"The maps highlight just how far the proposed rule would expand federal jurisdiction over waters across the country," said Ashley McDonald, NCBA environmental counsel. "In Missouri alone, nearly 80,000 additional stream miles will be under the regulatory authority of EPA and the Corps. Logic and commonsense tells us that the surrounding land will also be regulated more than ever before. This rule just continues this administration's regulatory rampage and enough is enough. Farmers and ranchers are not confused and are well aware of this administration's blatant attempt to control every drop of water and every piece of private land in this country."
The proposal goes as far to include ditches in the definition of a tributary. McDonald said any activity near a jurisdictional ditch will now require a federal permit and as a result, many farmers and ranchers will need to acquire permits for routine land use activities.
"Instead of providing the clarity that so many people have asked for, the agencies have instead proposed a rule that muddies the water even further through their clever use of ambiguous and vague terminology," said McDonald. "Their actions have only created more questions for farmers and ranchers. The agency's proposed rule adds more layers of government bureaucracy and red tape and amounts to nothing more than a pervasive invasion of private property rights."

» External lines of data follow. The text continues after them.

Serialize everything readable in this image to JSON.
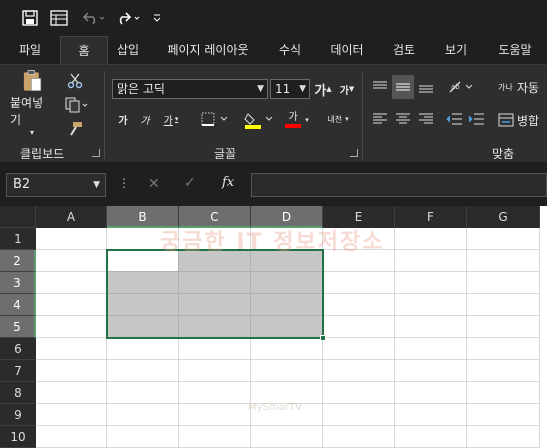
{
  "qat": {
    "icons": [
      "save-icon",
      "autosave-icon",
      "undo-icon",
      "redo-icon",
      "customize-icon"
    ]
  },
  "tabs": [
    {
      "label": "파일",
      "active": false
    },
    {
      "label": "홈",
      "active": true
    },
    {
      "label": "삽입",
      "active": false
    },
    {
      "label": "페이지 레이아웃",
      "active": false
    },
    {
      "label": "수식",
      "active": false
    },
    {
      "label": "데이터",
      "active": false
    },
    {
      "label": "검토",
      "active": false
    },
    {
      "label": "보기",
      "active": false
    },
    {
      "label": "도움말",
      "active": false
    }
  ],
  "ribbon": {
    "clipboard": {
      "paste_label": "붙여넣기",
      "group_label": "클립보드"
    },
    "font": {
      "font_name": "맑은 고딕",
      "font_size": "11",
      "grow_label": "가",
      "shrink_label": "가",
      "bold_label": "가",
      "italic_label": "가",
      "underline_label": "가",
      "font_color_label": "가",
      "phonetic_label": "내천",
      "group_label": "글꼴",
      "highlight_color": "#ffff00",
      "font_color": "#ff0000"
    },
    "alignment": {
      "wrap_label": "자동",
      "merge_label": "병합",
      "wrap_icon_text": "가나",
      "group_label": "맞춤"
    }
  },
  "formula_bar": {
    "name_box": "B2",
    "fx_label": "fx",
    "formula": ""
  },
  "sheet": {
    "columns": [
      "A",
      "B",
      "C",
      "D",
      "E",
      "F",
      "G"
    ],
    "rows": [
      "1",
      "2",
      "3",
      "4",
      "5",
      "6",
      "7",
      "8",
      "9",
      "10"
    ],
    "selected_range": "B2:D5",
    "active_cell": "B2",
    "accent": "#217346"
  },
  "watermark": {
    "main": "궁금한 IT 정보저장소",
    "sub": "MySmarTV"
  }
}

NCBA is working with a multi-industry coalition to ensure private property rights are protected. If this proposed rule is not withdrawn, according to McDonald, family farmers and ranchers will find themselves at the "mercy of the regulatory whims of the federal government."